Exercise details: Line by line, set down the records exactly as they appear below.

⁂

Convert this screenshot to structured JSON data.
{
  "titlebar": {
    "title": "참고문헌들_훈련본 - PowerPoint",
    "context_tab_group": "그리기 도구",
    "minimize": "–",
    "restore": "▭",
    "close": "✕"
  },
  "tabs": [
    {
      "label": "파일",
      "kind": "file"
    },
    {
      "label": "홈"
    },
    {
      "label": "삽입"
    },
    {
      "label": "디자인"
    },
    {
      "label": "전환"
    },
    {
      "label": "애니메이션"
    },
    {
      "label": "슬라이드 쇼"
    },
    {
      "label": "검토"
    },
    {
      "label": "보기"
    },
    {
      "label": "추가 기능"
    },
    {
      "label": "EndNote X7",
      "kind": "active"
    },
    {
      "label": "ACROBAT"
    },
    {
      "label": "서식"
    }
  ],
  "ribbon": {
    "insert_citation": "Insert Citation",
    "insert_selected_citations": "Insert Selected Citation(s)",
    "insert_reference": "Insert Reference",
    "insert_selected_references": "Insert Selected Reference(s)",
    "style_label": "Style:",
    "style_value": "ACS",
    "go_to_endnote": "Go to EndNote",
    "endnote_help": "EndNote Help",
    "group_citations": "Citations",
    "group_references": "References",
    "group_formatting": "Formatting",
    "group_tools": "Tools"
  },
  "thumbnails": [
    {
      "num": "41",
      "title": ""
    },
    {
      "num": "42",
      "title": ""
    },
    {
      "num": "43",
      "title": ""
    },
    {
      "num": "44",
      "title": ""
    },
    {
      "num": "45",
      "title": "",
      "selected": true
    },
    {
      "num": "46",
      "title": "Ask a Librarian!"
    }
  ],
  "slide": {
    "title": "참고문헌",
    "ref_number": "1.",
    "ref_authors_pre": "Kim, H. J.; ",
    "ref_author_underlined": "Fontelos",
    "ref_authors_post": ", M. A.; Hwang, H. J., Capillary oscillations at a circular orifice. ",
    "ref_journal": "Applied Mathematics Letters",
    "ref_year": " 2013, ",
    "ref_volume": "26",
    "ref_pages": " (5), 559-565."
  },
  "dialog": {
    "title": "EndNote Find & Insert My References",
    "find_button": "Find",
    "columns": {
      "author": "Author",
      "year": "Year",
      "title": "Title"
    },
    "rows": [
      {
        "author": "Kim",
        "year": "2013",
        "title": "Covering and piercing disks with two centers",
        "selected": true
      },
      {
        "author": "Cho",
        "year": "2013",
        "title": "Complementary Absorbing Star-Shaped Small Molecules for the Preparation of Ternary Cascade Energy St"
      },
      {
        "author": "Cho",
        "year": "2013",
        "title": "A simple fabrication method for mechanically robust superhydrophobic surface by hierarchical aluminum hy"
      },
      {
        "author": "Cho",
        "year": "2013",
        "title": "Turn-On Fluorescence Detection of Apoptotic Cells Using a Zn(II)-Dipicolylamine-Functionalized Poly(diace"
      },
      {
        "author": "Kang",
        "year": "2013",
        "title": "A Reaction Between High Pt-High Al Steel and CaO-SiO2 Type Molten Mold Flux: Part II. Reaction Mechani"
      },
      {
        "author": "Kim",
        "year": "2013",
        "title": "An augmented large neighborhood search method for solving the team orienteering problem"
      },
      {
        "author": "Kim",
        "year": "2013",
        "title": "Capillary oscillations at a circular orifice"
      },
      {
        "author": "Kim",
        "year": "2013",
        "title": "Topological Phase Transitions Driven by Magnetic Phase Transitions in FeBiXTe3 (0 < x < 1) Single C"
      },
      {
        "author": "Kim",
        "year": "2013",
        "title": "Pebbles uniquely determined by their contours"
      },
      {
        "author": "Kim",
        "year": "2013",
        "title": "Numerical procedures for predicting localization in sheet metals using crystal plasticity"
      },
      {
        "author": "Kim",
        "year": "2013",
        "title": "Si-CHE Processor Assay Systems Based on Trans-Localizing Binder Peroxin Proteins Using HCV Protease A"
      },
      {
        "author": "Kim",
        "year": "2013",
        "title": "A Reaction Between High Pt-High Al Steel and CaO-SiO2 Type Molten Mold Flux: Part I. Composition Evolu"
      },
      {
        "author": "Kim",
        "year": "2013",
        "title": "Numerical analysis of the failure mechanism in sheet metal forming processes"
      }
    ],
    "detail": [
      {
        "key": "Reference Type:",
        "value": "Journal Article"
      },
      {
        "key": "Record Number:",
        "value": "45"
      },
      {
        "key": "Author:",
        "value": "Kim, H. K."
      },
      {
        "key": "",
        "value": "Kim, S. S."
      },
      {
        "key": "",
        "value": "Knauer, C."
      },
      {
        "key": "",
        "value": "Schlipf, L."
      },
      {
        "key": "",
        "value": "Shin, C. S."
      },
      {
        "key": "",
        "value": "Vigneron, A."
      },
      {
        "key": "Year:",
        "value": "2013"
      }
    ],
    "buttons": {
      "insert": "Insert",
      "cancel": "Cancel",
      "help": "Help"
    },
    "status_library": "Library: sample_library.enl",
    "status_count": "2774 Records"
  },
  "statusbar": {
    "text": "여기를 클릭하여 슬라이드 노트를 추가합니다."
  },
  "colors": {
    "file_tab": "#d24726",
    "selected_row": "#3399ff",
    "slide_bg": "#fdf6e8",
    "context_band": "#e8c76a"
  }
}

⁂

Written answer:
Convert this screenshot to structured JSON data.
{
  "titlebar": {
    "title": "참고문헌들_훈련본 - PowerPoint",
    "context_tab_group": "그리기 도구",
    "minimize": "–",
    "restore": "▭",
    "close": "✕"
  },
  "tabs": [
    {
      "label": "파일",
      "kind": "file"
    },
    {
      "label": "홈"
    },
    {
      "label": "삽입"
    },
    {
      "label": "디자인"
    },
    {
      "label": "전환"
    },
    {
      "label": "애니메이션"
    },
    {
      "label": "슬라이드 쇼"
    },
    {
      "label": "검토"
    },
    {
      "label": "보기"
    },
    {
      "label": "추가 기능"
    },
    {
      "label": "EndNote X7",
      "kind": "active"
    },
    {
      "label": "ACROBAT"
    },
    {
      "label": "서식"
    }
  ],
  "ribbon": {
    "insert_citation": "Insert Citation",
    "insert_selected_citations": "Insert Selected Citation(s)",
    "insert_reference": "Insert Reference",
    "insert_selected_references": "Insert Selected Reference(s)",
    "style_label": "Style:",
    "style_value": "ACS",
    "go_to_endnote": "Go to EndNote",
    "endnote_help": "EndNote Help",
    "group_citations": "Citations",
    "group_references": "References",
    "group_formatting": "Formatting",
    "group_tools": "Tools"
  },
  "thumbnails": [
    {
      "num": "41",
      "title": ""
    },
    {
      "num": "42",
      "title": ""
    },
    {
      "num": "43",
      "title": ""
    },
    {
      "num": "44",
      "title": ""
    },
    {
      "num": "45",
      "title": "",
      "selected": true
    },
    {
      "num": "46",
      "title": "Ask a Librarian!"
    }
  ],
  "slide": {
    "title": "참고문헌",
    "ref_number": "1.",
    "ref_authors_pre": "Kim, H. J.; ",
    "ref_author_underlined": "Fontelos",
    "ref_authors_post": ", M. A.; Hwang, H. J., Capillary oscillations at a circular orifice. ",
    "ref_journal": "Applied Mathematics Letters",
    "ref_year": " 2013, ",
    "ref_volume": "26",
    "ref_pages": " (5), 559-565."
  },
  "dialog": {
    "title": "EndNote Find & Insert My References",
    "find_button": "Find",
    "columns": {
      "author": "Author",
      "year": "Year",
      "title": "Title"
    },
    "rows": [
      {
        "author": "Kim",
        "year": "2013",
        "title": "Covering and piercing disks with two centers",
        "selected": true
      },
      {
        "author": "Cho",
        "year": "2013",
        "title": "Complementary Absorbing Star-Shaped Small Molecules for the Preparation of Ternary Cascade Energy St"
      },
      {
        "author": "Cho",
        "year": "2013",
        "title": "A simple fabrication method for mechanically robust superhydrophobic surface by hierarchical aluminum hy"
      },
      {
        "author": "Cho",
        "year": "2013",
        "title": "Turn-On Fluorescence Detection of Apoptotic Cells Using a Zn(II)-Dipicolylamine-Functionalized Poly(diace"
      },
      {
        "author": "Kang",
        "year": "2013",
        "title": "A Reaction Between High Pt-High Al Steel and CaO-SiO2 Type Molten Mold Flux: Part II. Reaction Mechani"
      },
      {
        "author": "Kim",
        "year": "2013",
        "title": "An augmented large neighborhood search method for solving the team orienteering problem"
      },
      {
        "author": "Kim",
        "year": "2013",
        "title": "Capillary oscillations at a circular orifice"
      },
      {
        "author": "Kim",
        "year": "2013",
        "title": "Topological Phase Transitions Driven by Magnetic Phase Transitions in FeBiXTe3 (0 < x < 1) Single C"
      },
      {
        "author": "Kim",
        "year": "2013",
        "title": "Pebbles uniquely determined by their contours"
      },
      {
        "author": "Kim",
        "year": "2013",
        "title": "Numerical procedures for predicting localization in sheet metals using crystal plasticity"
      },
      {
        "author": "Kim",
        "year": "2013",
        "title": "Si-CHE Processor Assay Systems Based on Trans-Localizing Binder Peroxin Proteins Using HCV Protease A"
      },
      {
        "author": "Kim",
        "year": "2013",
        "title": "A Reaction Between High Pt-High Al Steel and CaO-SiO2 Type Molten Mold Flux: Part I. Composition Evolu"
      },
      {
        "author": "Kim",
        "year": "2013",
        "title": "Numerical analysis of the failure mechanism in sheet metal forming processes"
      }
    ],
    "detail": [
      {
        "key": "Reference Type:",
        "value": "Journal Article"
      },
      {
        "key": "Record Number:",
        "value": "45"
      },
      {
        "key": "Author:",
        "value": "Kim, H. K."
      },
      {
        "key": "",
        "value": "Kim, S. S."
      },
      {
        "key": "",
        "value": "Knauer, C."
      },
      {
        "key": "",
        "value": "Schlipf, L."
      },
      {
        "key": "",
        "value": "Shin, C. S."
      },
      {
        "key": "",
        "value": "Vigneron, A."
      },
      {
        "key": "Year:",
        "value": "2013"
      }
    ],
    "buttons": {
      "insert": "Insert",
      "cancel": "Cancel",
      "help": "Help"
    },
    "status_library": "Library: sample_library.enl",
    "status_count": "2774 Records"
  },
  "statusbar": {
    "text": "여기를 클릭하여 슬라이드 노트를 추가합니다."
  },
  "colors": {
    "file_tab": "#d24726",
    "selected_row": "#3399ff",
    "slide_bg": "#fdf6e8",
    "context_band": "#e8c76a"
  }
}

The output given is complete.